(Component data from apps and pages)
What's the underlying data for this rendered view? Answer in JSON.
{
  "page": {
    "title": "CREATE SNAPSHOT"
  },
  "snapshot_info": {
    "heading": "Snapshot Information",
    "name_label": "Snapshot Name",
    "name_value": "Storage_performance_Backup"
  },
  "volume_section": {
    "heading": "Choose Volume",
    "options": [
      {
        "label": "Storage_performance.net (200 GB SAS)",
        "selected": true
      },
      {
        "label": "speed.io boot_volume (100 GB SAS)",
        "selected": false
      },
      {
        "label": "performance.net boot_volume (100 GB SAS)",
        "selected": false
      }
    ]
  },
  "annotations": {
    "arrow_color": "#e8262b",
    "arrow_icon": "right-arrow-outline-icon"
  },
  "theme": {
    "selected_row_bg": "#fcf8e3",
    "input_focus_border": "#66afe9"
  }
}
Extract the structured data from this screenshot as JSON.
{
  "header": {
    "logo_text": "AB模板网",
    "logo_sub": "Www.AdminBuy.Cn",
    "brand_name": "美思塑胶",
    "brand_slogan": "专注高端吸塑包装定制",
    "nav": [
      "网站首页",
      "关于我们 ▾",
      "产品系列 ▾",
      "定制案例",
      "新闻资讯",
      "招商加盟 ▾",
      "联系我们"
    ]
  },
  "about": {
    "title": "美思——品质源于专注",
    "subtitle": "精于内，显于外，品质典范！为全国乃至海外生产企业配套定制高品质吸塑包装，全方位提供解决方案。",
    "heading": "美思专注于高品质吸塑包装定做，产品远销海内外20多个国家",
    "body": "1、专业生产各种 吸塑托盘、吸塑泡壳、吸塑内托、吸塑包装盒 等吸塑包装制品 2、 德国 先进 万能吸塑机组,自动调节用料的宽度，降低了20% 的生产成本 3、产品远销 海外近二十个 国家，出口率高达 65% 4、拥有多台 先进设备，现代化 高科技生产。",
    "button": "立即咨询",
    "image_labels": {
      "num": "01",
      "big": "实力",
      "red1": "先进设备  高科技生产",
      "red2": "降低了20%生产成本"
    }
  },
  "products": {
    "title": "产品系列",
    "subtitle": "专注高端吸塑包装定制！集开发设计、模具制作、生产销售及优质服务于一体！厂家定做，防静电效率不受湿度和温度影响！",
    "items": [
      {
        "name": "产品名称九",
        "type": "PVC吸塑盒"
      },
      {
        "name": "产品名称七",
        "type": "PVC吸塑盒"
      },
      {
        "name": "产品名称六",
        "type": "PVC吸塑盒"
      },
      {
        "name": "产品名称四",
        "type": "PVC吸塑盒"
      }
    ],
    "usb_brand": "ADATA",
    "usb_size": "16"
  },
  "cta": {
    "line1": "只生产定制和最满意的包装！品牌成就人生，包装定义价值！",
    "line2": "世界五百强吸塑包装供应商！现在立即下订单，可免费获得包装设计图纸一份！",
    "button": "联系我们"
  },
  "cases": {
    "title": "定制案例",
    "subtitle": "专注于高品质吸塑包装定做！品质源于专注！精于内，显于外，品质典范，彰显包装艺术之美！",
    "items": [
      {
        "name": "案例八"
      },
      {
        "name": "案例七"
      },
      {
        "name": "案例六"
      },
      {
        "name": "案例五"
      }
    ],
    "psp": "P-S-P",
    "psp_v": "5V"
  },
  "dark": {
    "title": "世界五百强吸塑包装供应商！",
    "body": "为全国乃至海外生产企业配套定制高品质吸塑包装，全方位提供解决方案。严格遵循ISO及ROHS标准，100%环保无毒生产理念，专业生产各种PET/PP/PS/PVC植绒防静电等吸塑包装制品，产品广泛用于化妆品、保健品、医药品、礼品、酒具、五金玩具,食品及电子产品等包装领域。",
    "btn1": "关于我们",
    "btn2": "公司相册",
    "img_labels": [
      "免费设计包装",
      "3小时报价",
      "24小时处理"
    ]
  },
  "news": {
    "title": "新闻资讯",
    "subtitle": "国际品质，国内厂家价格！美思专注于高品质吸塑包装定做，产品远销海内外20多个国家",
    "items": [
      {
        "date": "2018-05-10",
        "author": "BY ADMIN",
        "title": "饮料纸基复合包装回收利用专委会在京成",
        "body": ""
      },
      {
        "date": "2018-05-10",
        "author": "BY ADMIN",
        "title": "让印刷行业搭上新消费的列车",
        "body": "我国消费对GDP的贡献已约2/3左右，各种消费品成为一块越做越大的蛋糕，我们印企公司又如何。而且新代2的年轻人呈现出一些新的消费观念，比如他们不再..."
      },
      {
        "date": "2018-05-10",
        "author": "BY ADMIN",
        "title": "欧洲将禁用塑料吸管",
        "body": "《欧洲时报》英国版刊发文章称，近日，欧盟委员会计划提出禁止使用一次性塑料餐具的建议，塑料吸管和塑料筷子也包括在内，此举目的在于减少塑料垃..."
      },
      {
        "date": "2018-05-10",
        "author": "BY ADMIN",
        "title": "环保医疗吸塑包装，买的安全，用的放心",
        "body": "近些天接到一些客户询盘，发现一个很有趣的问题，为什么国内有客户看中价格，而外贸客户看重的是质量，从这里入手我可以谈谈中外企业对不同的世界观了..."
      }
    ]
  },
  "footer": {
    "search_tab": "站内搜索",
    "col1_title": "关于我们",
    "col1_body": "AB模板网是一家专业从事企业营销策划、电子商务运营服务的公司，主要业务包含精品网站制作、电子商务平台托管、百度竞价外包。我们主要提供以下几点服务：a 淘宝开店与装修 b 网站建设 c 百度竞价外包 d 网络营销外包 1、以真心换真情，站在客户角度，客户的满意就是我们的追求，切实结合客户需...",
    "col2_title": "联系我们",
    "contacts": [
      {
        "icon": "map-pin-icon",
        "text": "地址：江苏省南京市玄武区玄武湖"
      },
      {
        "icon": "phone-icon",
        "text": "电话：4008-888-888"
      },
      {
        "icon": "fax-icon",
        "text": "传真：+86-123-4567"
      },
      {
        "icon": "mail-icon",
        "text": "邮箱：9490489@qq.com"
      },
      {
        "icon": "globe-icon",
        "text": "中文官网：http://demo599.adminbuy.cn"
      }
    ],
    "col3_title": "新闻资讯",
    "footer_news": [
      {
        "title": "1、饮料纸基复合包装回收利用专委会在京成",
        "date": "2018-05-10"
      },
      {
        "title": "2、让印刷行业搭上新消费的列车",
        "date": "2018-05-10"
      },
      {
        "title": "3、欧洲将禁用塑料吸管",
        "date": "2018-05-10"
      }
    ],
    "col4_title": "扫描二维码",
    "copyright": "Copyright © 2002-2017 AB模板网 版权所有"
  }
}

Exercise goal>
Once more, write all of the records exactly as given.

Response below>
What's the underlying data for this rendered view? Answer in JSON.
{
  "page": {
    "title": "CREATE SNAPSHOT"
  },
  "snapshot_info": {
    "heading": "Snapshot Information",
    "name_label": "Snapshot Name",
    "name_value": "Storage_performance_Backup"
  },
  "volume_section": {
    "heading": "Choose Volume",
    "options": [
      {
        "label": "Storage_performance.net (200 GB SAS)",
        "selected": true
      },
      {
        "label": "speed.io boot_volume (100 GB SAS)",
        "selected": false
      },
      {
        "label": "performance.net boot_volume (100 GB SAS)",
        "selected": false
      }
    ]
  },
  "annotations": {
    "arrow_color": "#e8262b",
    "arrow_icon": "right-arrow-outline-icon"
  },
  "theme": {
    "selected_row_bg": "#fcf8e3",
    "input_focus_border": "#66afe9"
  }
}
Extract the structured data from this screenshot as JSON.
{
  "header": {
    "logo_text": "AB模板网",
    "logo_sub": "Www.AdminBuy.Cn",
    "brand_name": "美思塑胶",
    "brand_slogan": "专注高端吸塑包装定制",
    "nav": [
      "网站首页",
      "关于我们 ▾",
      "产品系列 ▾",
      "定制案例",
      "新闻资讯",
      "招商加盟 ▾",
      "联系我们"
    ]
  },
  "about": {
    "title": "美思——品质源于专注",
    "subtitle": "精于内，显于外，品质典范！为全国乃至海外生产企业配套定制高品质吸塑包装，全方位提供解决方案。",
    "heading": "美思专注于高品质吸塑包装定做，产品远销海内外20多个国家",
    "body": "1、专业生产各种 吸塑托盘、吸塑泡壳、吸塑内托、吸塑包装盒 等吸塑包装制品 2、 德国 先进 万能吸塑机组,自动调节用料的宽度，降低了20% 的生产成本 3、产品远销 海外近二十个 国家，出口率高达 65% 4、拥有多台 先进设备，现代化 高科技生产。",
    "button": "立即咨询",
    "image_labels": {
      "num": "01",
      "big": "实力",
      "red1": "先进设备  高科技生产",
      "red2": "降低了20%生产成本"
    }
  },
  "products": {
    "title": "产品系列",
    "subtitle": "专注高端吸塑包装定制！集开发设计、模具制作、生产销售及优质服务于一体！厂家定做，防静电效率不受湿度和温度影响！",
    "items": [
      {
        "name": "产品名称九",
        "type": "PVC吸塑盒"
      },
      {
        "name": "产品名称七",
        "type": "PVC吸塑盒"
      },
      {
        "name": "产品名称六",
        "type": "PVC吸塑盒"
      },
      {
        "name": "产品名称四",
        "type": "PVC吸塑盒"
      }
    ],
    "usb_brand": "ADATA",
    "usb_size": "16"
  },
  "cta": {
    "line1": "只生产定制和最满意的包装！品牌成就人生，包装定义价值！",
    "line2": "世界五百强吸塑包装供应商！现在立即下订单，可免费获得包装设计图纸一份！",
    "button": "联系我们"
  },
  "cases": {
    "title": "定制案例",
    "subtitle": "专注于高品质吸塑包装定做！品质源于专注！精于内，显于外，品质典范，彰显包装艺术之美！",
    "items": [
      {
        "name": "案例八"
      },
      {
        "name": "案例七"
      },
      {
        "name": "案例六"
      },
      {
        "name": "案例五"
      }
    ],
    "psp": "P-S-P",
    "psp_v": "5V"
  },
  "dark": {
    "title": "世界五百强吸塑包装供应商！",
    "body": "为全国乃至海外生产企业配套定制高品质吸塑包装，全方位提供解决方案。严格遵循ISO及ROHS标准，100%环保无毒生产理念，专业生产各种PET/PP/PS/PVC植绒防静电等吸塑包装制品，产品广泛用于化妆品、保健品、医药品、礼品、酒具、五金玩具,食品及电子产品等包装领域。",
    "btn1": "关于我们",
    "btn2": "公司相册",
    "img_labels": [
      "免费设计包装",
      "3小时报价",
      "24小时处理"
    ]
  },
  "news": {
    "title": "新闻资讯",
    "subtitle": "国际品质，国内厂家价格！美思专注于高品质吸塑包装定做，产品远销海内外20多个国家",
    "items": [
      {
        "date": "2018-05-10",
        "author": "BY ADMIN",
        "title": "饮料纸基复合包装回收利用专委会在京成",
        "body": ""
      },
      {
        "date": "2018-05-10",
        "author": "BY ADMIN",
        "title": "让印刷行业搭上新消费的列车",
        "body": "我国消费对GDP的贡献已约2/3左右，各种消费品成为一块越做越大的蛋糕，我们印企公司又如何。而且新代2的年轻人呈现出一些新的消费观念，比如他们不再..."
      },
      {
        "date": "2018-05-10",
        "author": "BY ADMIN",
        "title": "欧洲将禁用塑料吸管",
        "body": "《欧洲时报》英国版刊发文章称，近日，欧盟委员会计划提出禁止使用一次性塑料餐具的建议，塑料吸管和塑料筷子也包括在内，此举目的在于减少塑料垃..."
      },
      {
        "date": "2018-05-10",
        "author": "BY ADMIN",
        "title": "环保医疗吸塑包装，买的安全，用的放心",
        "body": "近些天接到一些客户询盘，发现一个很有趣的问题，为什么国内有客户看中价格，而外贸客户看重的是质量，从这里入手我可以谈谈中外企业对不同的世界观了..."
      }
    ]
  },
  "footer": {
    "search_tab": "站内搜索",
    "col1_title": "关于我们",
    "col1_body": "AB模板网是一家专业从事企业营销策划、电子商务运营服务的公司，主要业务包含精品网站制作、电子商务平台托管、百度竞价外包。我们主要提供以下几点服务：a 淘宝开店与装修 b 网站建设 c 百度竞价外包 d 网络营销外包 1、以真心换真情，站在客户角度，客户的满意就是我们的追求，切实结合客户需...",
    "col2_title": "联系我们",
    "contacts": [
      {
        "icon": "map-pin-icon",
        "text": "地址：江苏省南京市玄武区玄武湖"
      },
      {
        "icon": "phone-icon",
        "text": "电话：4008-888-888"
      },
      {
        "icon": "fax-icon",
        "text": "传真：+86-123-4567"
      },
      {
        "icon": "mail-icon",
        "text": "邮箱：9490489@qq.com"
      },
      {
        "icon": "globe-icon",
        "text": "中文官网：http://demo599.adminbuy.cn"
      }
    ],
    "col3_title": "新闻资讯",
    "footer_news": [
      {
        "title": "1、饮料纸基复合包装回收利用专委会在京成",
        "date": "2018-05-10"
      },
      {
        "title": "2、让印刷行业搭上新消费的列车",
        "date": "2018-05-10"
      },
      {
        "title": "3、欧洲将禁用塑料吸管",
        "date": "2018-05-10"
      }
    ],
    "col4_title": "扫描二维码",
    "copyright": "Copyright © 2002-2017 AB模板网 版权所有"
  }
}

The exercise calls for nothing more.